Date of Award
Doctor of Philosophy
Marker technologies have allowed soybean breeding to exploit genotypic information for traits of various genetic architectures. However, the incorporation of technologies have had qualitative impacts on resources used in variety development projects. The objective of this study was to investigate the impact of integrating Marker Assisted Selection (MAS) for single gene and oligo-genic traits and Genomic Selection (GS) for yield in soybean variety development projects through use of simulations, decision classifier metrics, and cost analysis. The breeding goals of the project are to maximize yield of soybean varieties adapted to maturity zones (MZs) II, III and IV, while assuring that the varieties will not lodge and are resistant to Phytophthora Root Rot (PRR) and one race of Soybean Cyst Nematode (SCN). These goals need to be met while minimizing costs. Results show that MAS for PRR and SCN can be implemented with similar efficacy and greater efficiency than traditional phenotypic selection systems. Integration of GS into variety development projects can be as effective as phenotypic selection for yield, but is not as efficient unless the costs of marker assays are less than $4.65 per sample (line).
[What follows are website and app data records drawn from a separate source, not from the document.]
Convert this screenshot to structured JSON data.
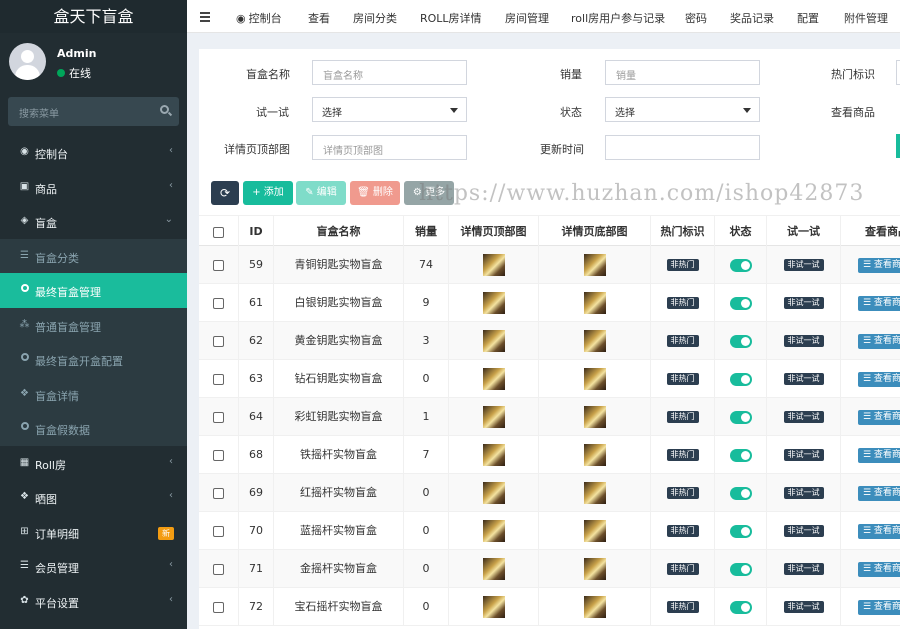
{
  "app": {
    "title": "盒天下盲盒"
  },
  "user": {
    "name": "Admin",
    "status": "在线"
  },
  "sidebar_search": {
    "placeholder": "搜索菜单"
  },
  "sidebar": {
    "items": [
      {
        "label": "控制台",
        "icon": "dashboard-icon",
        "glyph": "◉",
        "chevron": "‹"
      },
      {
        "label": "商品",
        "icon": "bag-icon",
        "glyph": "▣",
        "chevron": "‹"
      },
      {
        "label": "盲盒",
        "icon": "cube-icon",
        "glyph": "◈",
        "chevron": "⌄"
      },
      {
        "label": "盲盒分类",
        "icon": "list-icon",
        "glyph": "☰"
      },
      {
        "label": "最终盲盒管理",
        "icon": "circle-icon"
      },
      {
        "label": "普通盲盒管理",
        "icon": "cubes-icon",
        "glyph": "⁂"
      },
      {
        "label": "最终盲盒开盒配置",
        "icon": "circle-icon"
      },
      {
        "label": "盲盒详情",
        "icon": "dropbox-icon",
        "glyph": "❖"
      },
      {
        "label": "盲盒假数据",
        "icon": "circle-icon"
      },
      {
        "label": "Roll房",
        "icon": "grid-icon",
        "glyph": "▦",
        "chevron": "‹"
      },
      {
        "label": "晒图",
        "icon": "dropbox-icon",
        "glyph": "❖",
        "chevron": "‹"
      },
      {
        "label": "订单明细",
        "icon": "cart-icon",
        "glyph": "⊞",
        "badge": "新"
      },
      {
        "label": "会员管理",
        "icon": "list-icon",
        "glyph": "☰",
        "chevron": "‹"
      },
      {
        "label": "平台设置",
        "icon": "gear-icon",
        "glyph": "✿",
        "chevron": "‹"
      }
    ]
  },
  "topnav": {
    "items": [
      {
        "label": "控制台",
        "icon": "dashboard-icon",
        "glyph": "◉"
      },
      {
        "label": "查看"
      },
      {
        "label": "房间分类"
      },
      {
        "label": "ROLL房详情"
      },
      {
        "label": "房间管理"
      },
      {
        "label": "roll房用户参与记录"
      },
      {
        "label": "密码"
      },
      {
        "label": "奖品记录"
      },
      {
        "label": "配置"
      },
      {
        "label": "附件管理"
      }
    ]
  },
  "filters": {
    "name_label": "盲盒名称",
    "name_placeholder": "盲盒名称",
    "sales_label": "销量",
    "sales_placeholder": "销量",
    "hot_label": "热门标识",
    "trial_label": "试一试",
    "trial_value": "选择",
    "status_label": "状态",
    "status_value": "选择",
    "view_label": "查看商品",
    "detail_top_label": "详情页顶部图",
    "detail_top_value": "详情页顶部图",
    "update_label": "更新时间"
  },
  "watermark": "https://www.huzhan.com/ishop42873",
  "toolbar": {
    "refresh_glyph": "⟳",
    "add": "+ 添加",
    "edit": "✎ 编辑",
    "delete": "🗑 删除",
    "more": "⚙ 更多"
  },
  "table": {
    "headers": [
      "ID",
      "盲盒名称",
      "销量",
      "详情页顶部图",
      "详情页底部图",
      "热门标识",
      "状态",
      "试一试",
      "查看商品"
    ],
    "rows": [
      {
        "id": "59",
        "name": "青铜钥匙实物盲盒",
        "sales": "74",
        "hot": "非热门",
        "trial": "非试一试",
        "view": "☰ 查看商品"
      },
      {
        "id": "61",
        "name": "白银钥匙实物盲盒",
        "sales": "9",
        "hot": "非热门",
        "trial": "非试一试",
        "view": "☰ 查看商品"
      },
      {
        "id": "62",
        "name": "黄金钥匙实物盲盒",
        "sales": "3",
        "hot": "非热门",
        "trial": "非试一试",
        "view": "☰ 查看商品"
      },
      {
        "id": "63",
        "name": "钻石钥匙实物盲盒",
        "sales": "0",
        "hot": "非热门",
        "trial": "非试一试",
        "view": "☰ 查看商品"
      },
      {
        "id": "64",
        "name": "彩虹钥匙实物盲盒",
        "sales": "1",
        "hot": "非热门",
        "trial": "非试一试",
        "view": "☰ 查看商品"
      },
      {
        "id": "68",
        "name": "铁摇杆实物盲盒",
        "sales": "7",
        "hot": "非热门",
        "trial": "非试一试",
        "view": "☰ 查看商品"
      },
      {
        "id": "69",
        "name": "红摇杆实物盲盒",
        "sales": "0",
        "hot": "非热门",
        "trial": "非试一试",
        "view": "☰ 查看商品"
      },
      {
        "id": "70",
        "name": "蓝摇杆实物盲盒",
        "sales": "0",
        "hot": "非热门",
        "trial": "非试一试",
        "view": "☰ 查看商品"
      },
      {
        "id": "71",
        "name": "金摇杆实物盲盒",
        "sales": "0",
        "hot": "非热门",
        "trial": "非试一试",
        "view": "☰ 查看商品"
      },
      {
        "id": "72",
        "name": "宝石摇杆实物盲盒",
        "sales": "0",
        "hot": "非热门",
        "trial": "非试一试",
        "view": "☰ 查看商品"
      }
    ]
  },
  "colors": {
    "sidebar_bg": "#222d32",
    "accent": "#1abc9c",
    "primary": "#3c8dbc",
    "online": "#00a65a"
  }
}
Kurek, Andreomar, "Phenotypic and genomic selection for multi-trait improvement in soybean line and variety development" (2018). Graduate Theses and Dissertations. 16395.